After the final day’s matinee show at Bottom of the Hill, I had a chat with fellow TMT writer Elzee, who just so happened to be watching the door at the venue.

Ze Pequeno: All right, let me begin by asking your thoughts on that first act I completely missed because I overslept. What was their name…?

Elzee: Oh…Wrong Words. They were good. I was not really paying attention because we were totally swamped at the door, as happens at Noise Pop shows. But they were nice. I think their sound could have been a little thicker in terms of instrumentation, but they’re off to a good start.

ZP: All right. I joined in when The Pleasure Kills started. They were pretty good, I think.

Elzee: Yeah, I really liked them. Particularly because I feel like there is this really big deficiency of female-fronted bands that aren’t polite, and even if they are punk bands, they are usually pop-punk. But I really love them because Lydiot is super cool, and she’s a great singer. And she just totally tears it up and owns the stage. I also love how they have all those synths in their music. I really, really liked them a lot.

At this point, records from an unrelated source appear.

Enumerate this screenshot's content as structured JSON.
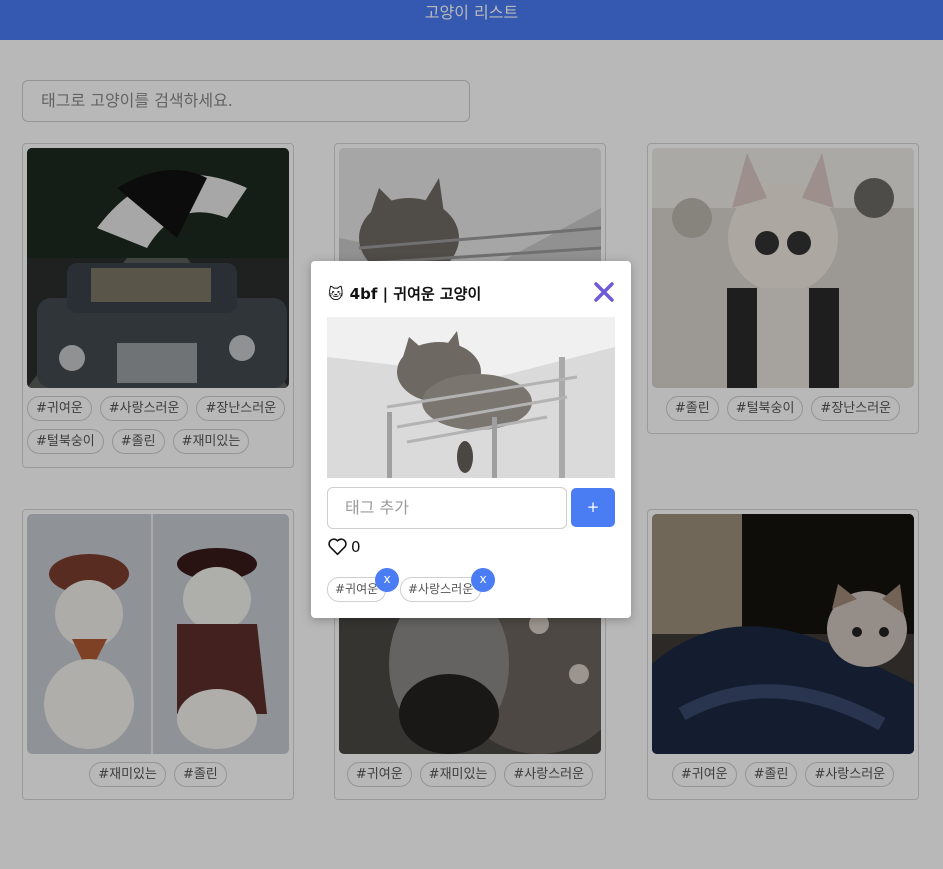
{
  "header": {
    "title": "고양이 리스트"
  },
  "search": {
    "placeholder": "태그로 고양이를 검색하세요."
  },
  "cards": [
    {
      "image": "cat-in-car",
      "tags": [
        "#귀여운",
        "#사랑스러운",
        "#장난스러운",
        "#털북숭이",
        "#졸린",
        "#재미있는"
      ]
    },
    {
      "image": "cat-on-shelf",
      "tags": []
    },
    {
      "image": "cats-on-motorcycles",
      "tags": [
        "#졸린",
        "#털북숭이",
        "#장난스러운"
      ]
    },
    {
      "image": "cats-in-costumes",
      "tags": [
        "#재미있는",
        "#졸린"
      ]
    },
    {
      "image": "cat-on-blanket",
      "tags": [
        "#귀여운",
        "#재미있는",
        "#사랑스러운"
      ]
    },
    {
      "image": "cat-in-clothes",
      "tags": [
        "#귀여운",
        "#졸린",
        "#사랑스러운"
      ]
    }
  ],
  "modal": {
    "emoji": "🐱",
    "title": "4bf | 귀여운 고양이",
    "image": "cat-on-shelf",
    "tag_input_placeholder": "태그 추가",
    "add_label": "+",
    "likes": "0",
    "tags": [
      "#귀여운",
      "#사랑스러운"
    ],
    "remove_label": "x"
  }
}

ZP: Yeah, I really liked it too. The fact that she was just able to command the crowd, that was something she was very good at.

Elzee: And she’s very charismatic.

ZP: She’s got the charisma down. Also, you mentioned the whole synth thing, and I thought it was a solid touch. It was a nice punk sound. Unlike…

[Discussion follows on The Trophy Fire’s cover of “Heartbeats.” Ugggh]

ZP: Anyway, third act. The Growlers

Elzee: They were really great. Their music was really enjoyable, and it was low-key but in an interesting way. I tend to think that lower-key surf rock can just be kind of boring, but they were able to play music that was not super-demanding and not confrontational but still very interesting and engaging.

ZP: Yeah. But then, I never even saw them as surf rock. I thought it more a combination of an acid trip and a Western. Acid Western?

Elzee: Those twangy guitars are really nice.

ZP: And that was a really nice touch. I think the only thing that bothered me was that, towards the end of the set, the frontman’s voice started to get to me a little bit. It’s definitely an acquired taste. Of course, that was also the band I saw the most people dancing to, the most active crowd in the entire show.

Elzee: Yeah, that was good to see.

ZP: And of course, there’s The Fresh & Onlys [pictured].

Elzee: I liked their record Play it Strange from last year. It’s definitely a record to relax and hang out to. I liked their set, but I have a feeling that… well, I saw them at Great American Music Hall a while ago and I really liked their set. But I think the reason I liked that set so much was because it was only 40 minutes long. I think this one got a little bit too long.

ZP: I do agree it was a bit long, but it was still enjoyable. I haven’t listened to their stuff in a while, but The Fresh & Onlys definitely have something going. It was the first act I’ve seen in a couple days that you could put synths on, but did not really need to do so. Everyone else was like, “Eh…”

Elzee: It was a nice afternoon. It was good music for a day show, I think.

Meanwhile…

In the hallowed backstage of the Great American Music Hall, Mr. Zooey Deschanel was moping.
Granted, his wife, an actress of some acclaim, was missing, probably attending the Oscars for the sake of looking important. But Mr. Deschanel had gotten used to her not being around. It is certainly expected that an actress keep busy away from family, and no exception should be given to what some consider the hipster Royal Couple.

No, Mr. Deschanel’s emo moping had to do with a fan he met in passing at Amoeba Records. The fan, an avid old-school gamer who did not have anything to sign at the coincidental meeting, gave the morbid singer a hat shaped like a Spiny. Mr. Deschanel was at least gracious for the gift.

However, the fan could not have known that Mr. Zooey Deschanel was the only kid in his neighborhood not allowed a Super Nintendo. And thus he could only mope on a missed opportunity in childhood.

Also, he wanted to throw a snowball that day, but it did not snow at all.